A lot of people now have been coming out and talking about mental health issues.
Looking at Kanye with his outbursts you think, ‘Man, that shouldn’t be happening.’ There should be some sort of duty of care, platforms shouldn’t be pushing people to the forefront without some form of warning of what pressures might be ahead.
With industry pressures and the worry that if you achieve success it might not last, it could be easy for artists to start thinking: ‘I need to keep selling myself and getting myself out there and “no publicity is bad publicity”, so if it’s a big scandal, and that’s the way I hit the headlines then so be it.’ How do you manage that as an artist? Is there a better way to view the whole situation?
One of the key areas I talk about is ‘your big idea.’ It’s about having a strong direction and focus on what it is that you want from the industry and why you’re making music in the first place. What difference are you making to the lives of the people around you and your own life? When you have that as a foundation everything else can plug into it.
Your big idea will evolve. It’s okay to regularly assess and allow that to happen organically.
I also talk about your belief in yourself and how important it is to have positive influences around you. Don’t feel bad about getting rid of people even if they’re your family members. Say: ‘look, I love you but I need to create a space away from you because this is harmful.’
It’s great that you’re trying to get a message of care out there to others in the music industry. Do you think there are enough people voicing that message at the moment to get it across?
It would be nice to hear more.
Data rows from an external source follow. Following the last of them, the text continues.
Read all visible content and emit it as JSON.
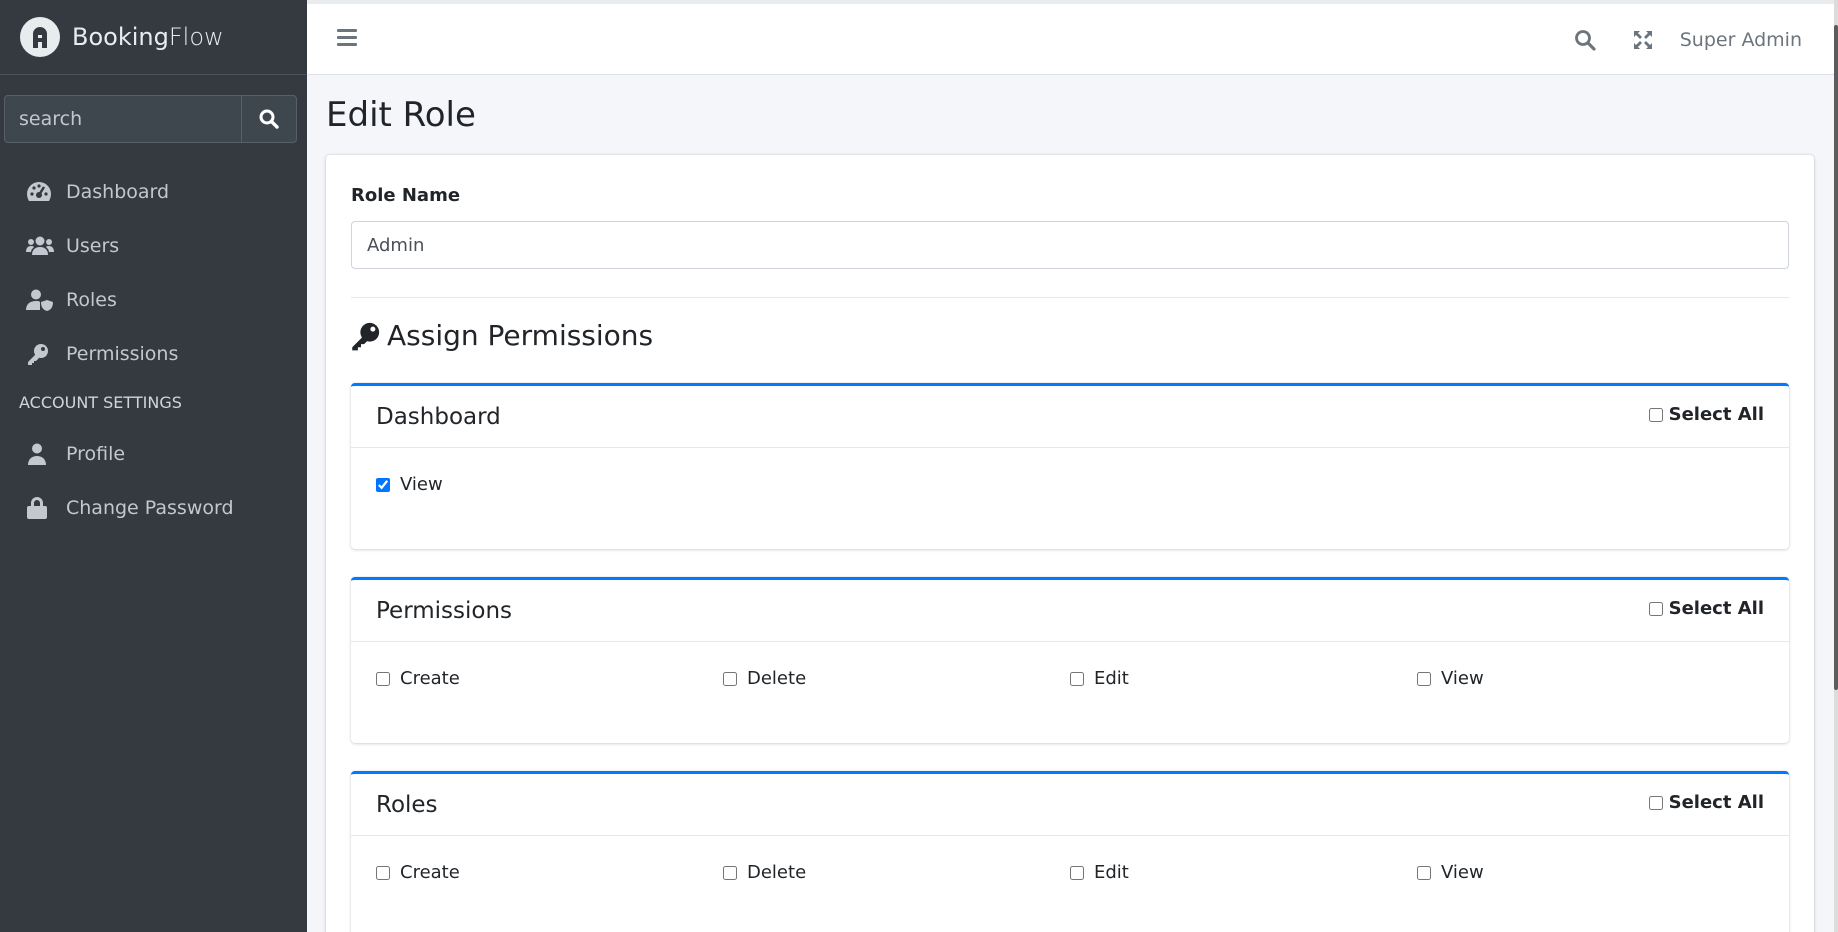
{
  "brand": {
    "name_bold": "Booking",
    "name_rest": "Flow"
  },
  "sidebar": {
    "search_placeholder": "search",
    "items": [
      {
        "label": "Dashboard",
        "icon": "tachometer-icon"
      },
      {
        "label": "Users",
        "icon": "users-icon"
      },
      {
        "label": "Roles",
        "icon": "user-shield-icon"
      },
      {
        "label": "Permissions",
        "icon": "key-icon"
      }
    ],
    "account_header": "ACCOUNT SETTINGS",
    "account_items": [
      {
        "label": "Profile",
        "icon": "user-icon"
      },
      {
        "label": "Change Password",
        "icon": "lock-icon"
      }
    ]
  },
  "navbar": {
    "user": "Super Admin"
  },
  "page": {
    "title": "Edit Role",
    "role_name_label": "Role Name",
    "role_name_value": "Admin",
    "assign_title": "Assign Permissions"
  },
  "permission_groups": [
    {
      "title": "Dashboard",
      "select_all": "Select All",
      "options": [
        {
          "label": "View",
          "checked": true
        }
      ]
    },
    {
      "title": "Permissions",
      "select_all": "Select All",
      "options": [
        {
          "label": "Create",
          "checked": false
        },
        {
          "label": "Delete",
          "checked": false
        },
        {
          "label": "Edit",
          "checked": false
        },
        {
          "label": "View",
          "checked": false
        }
      ]
    },
    {
      "title": "Roles",
      "select_all": "Select All",
      "options": [
        {
          "label": "Create",
          "checked": false
        },
        {
          "label": "Delete",
          "checked": false
        },
        {
          "label": "Edit",
          "checked": false
        },
        {
          "label": "View",
          "checked": false
        }
      ]
    }
  ],
  "colors": {
    "sidebar": "#343a40",
    "accent": "#007bff",
    "checkbox": "#1a73e8"
  }
}
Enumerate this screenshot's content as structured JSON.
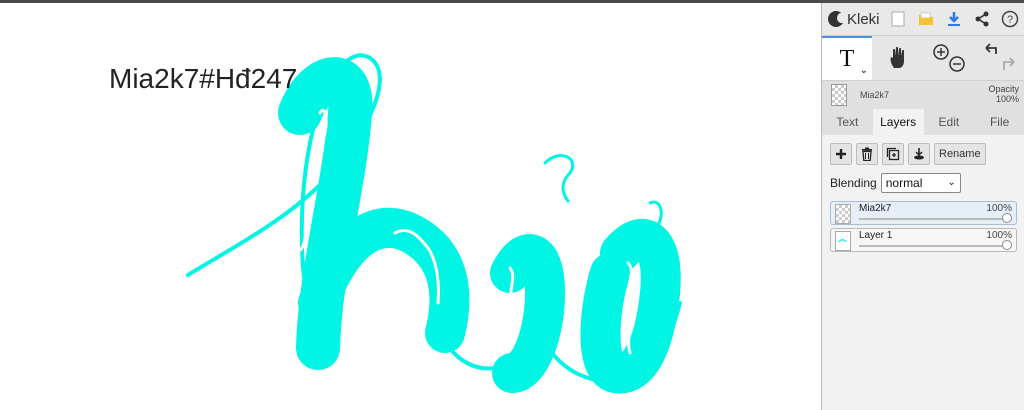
{
  "canvas": {
    "text": "Mia2k7#Hđ247",
    "drawing_color": "#00f5e4"
  },
  "app": {
    "name": "Kleki"
  },
  "toolbar": {
    "top_icons": [
      "new-image-icon",
      "open-folder-icon",
      "download-icon",
      "share-icon",
      "help-icon"
    ],
    "text_tool_label": "T"
  },
  "layer_preview": {
    "name": "Mia2k7",
    "opacity_label": "Opacity",
    "opacity_value": "100%"
  },
  "tabs": [
    {
      "label": "Text",
      "active": false
    },
    {
      "label": "Layers",
      "active": true
    },
    {
      "label": "Edit",
      "active": false
    },
    {
      "label": "File",
      "active": false
    }
  ],
  "layers_panel": {
    "rename_label": "Rename",
    "blending_label": "Blending",
    "blending_value": "normal",
    "layers": [
      {
        "name": "Mia2k7",
        "opacity": "100%",
        "opacity_fraction": 1.0,
        "selected": true
      },
      {
        "name": "Layer 1",
        "opacity": "100%",
        "opacity_fraction": 1.0,
        "selected": false
      }
    ]
  },
  "colors": {
    "accent": "#4a90d9",
    "download": "#2a7be4",
    "folder": "#f5b820",
    "sidebar_bg": "#e0e0e0"
  }
}
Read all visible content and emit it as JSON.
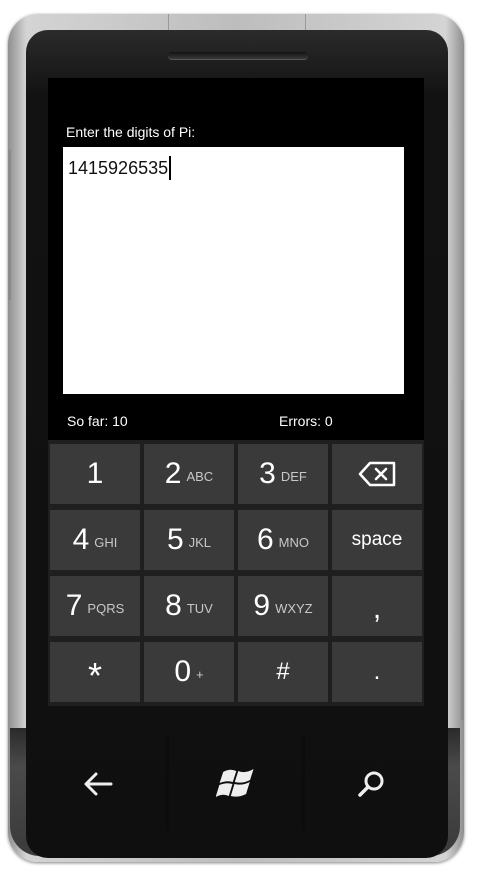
{
  "app": {
    "prompt_label": "Enter the digits of Pi:",
    "digits_value": "1415926535",
    "so_far_label": "So far: 10",
    "errors_label": "Errors: 0"
  },
  "keypad": {
    "rows": [
      [
        {
          "main": "1",
          "sub": ""
        },
        {
          "main": "2",
          "sub": "ABC"
        },
        {
          "main": "3",
          "sub": "DEF"
        },
        {
          "main": "",
          "sub": "",
          "icon": "backspace-icon"
        }
      ],
      [
        {
          "main": "4",
          "sub": "GHI"
        },
        {
          "main": "5",
          "sub": "JKL"
        },
        {
          "main": "6",
          "sub": "MNO"
        },
        {
          "main": "space",
          "sub": ""
        }
      ],
      [
        {
          "main": "7",
          "sub": "PQRS"
        },
        {
          "main": "8",
          "sub": "TUV"
        },
        {
          "main": "9",
          "sub": "WXYZ"
        },
        {
          "main": ",",
          "sub": ""
        }
      ],
      [
        {
          "main": "*",
          "sub": ""
        },
        {
          "main": "0",
          "sub": "+"
        },
        {
          "main": "#",
          "sub": ""
        },
        {
          "main": ".",
          "sub": ""
        }
      ]
    ]
  },
  "hardware_buttons": [
    "back-arrow-icon",
    "windows-start-icon",
    "search-icon"
  ],
  "colors": {
    "screen_bg": "#000000",
    "key_bg": "#3a3a3a",
    "keypad_bg": "#1f1f1f",
    "text": "#ffffff"
  }
}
I like to look at the more holistic side of things, wellness from the inside out, and how changing ourselves can have an impact on the world.
There is a focus on the younger generation, but there are people in their 30s, 50s, and more, who have been making music for a while, are disenfranchised and feel uncomfortable reaching out for help on how to develop their career because they’re a lot older.
In my book I also talk about building emotional intelligence and maturity, skills, network, and relationships. With that you can create experiences which feed into your songwriting, feed into your belief in yourself and help you to evolve your big idea about where you want to go and why you want to get there.
It’s also about balancing making money with feeding into your community, creating this kind of cycle of giving that means that everyone grows and you have something to fall back on.
Sometimes people get some success and only think about themselves. They forget about how they got there. Building that team and figuring out how we can help each other and make it sustainable without burning out – that’s what’s important.